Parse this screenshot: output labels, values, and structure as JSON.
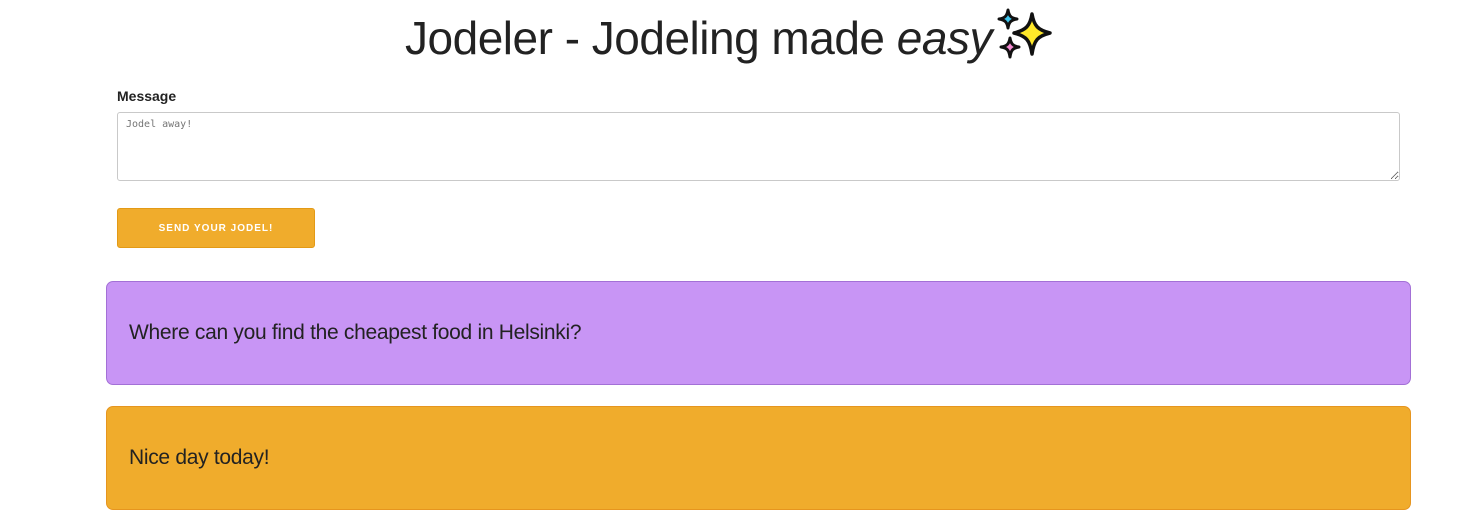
{
  "header": {
    "title_prefix": "Jodeler - Jodeling made ",
    "title_emphasis": "easy",
    "icon": "sparkles-icon"
  },
  "form": {
    "message_label": "Message",
    "message_placeholder": "Jodel away!",
    "message_value": "",
    "send_label": "SEND YOUR JODEL!"
  },
  "jodels": [
    {
      "text": "Where can you find the cheapest food in Helsinki?",
      "color": "#c895f5"
    },
    {
      "text": "Nice day today!",
      "color": "#f0ac2c"
    }
  ],
  "colors": {
    "accent": "#f0ac2c",
    "purple": "#c895f5"
  }
}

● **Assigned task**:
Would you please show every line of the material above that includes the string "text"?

● **Result of the exercise**:
      "text": "Where can you find the cheapest food in Helsinki?",
      "text": "Nice day today!",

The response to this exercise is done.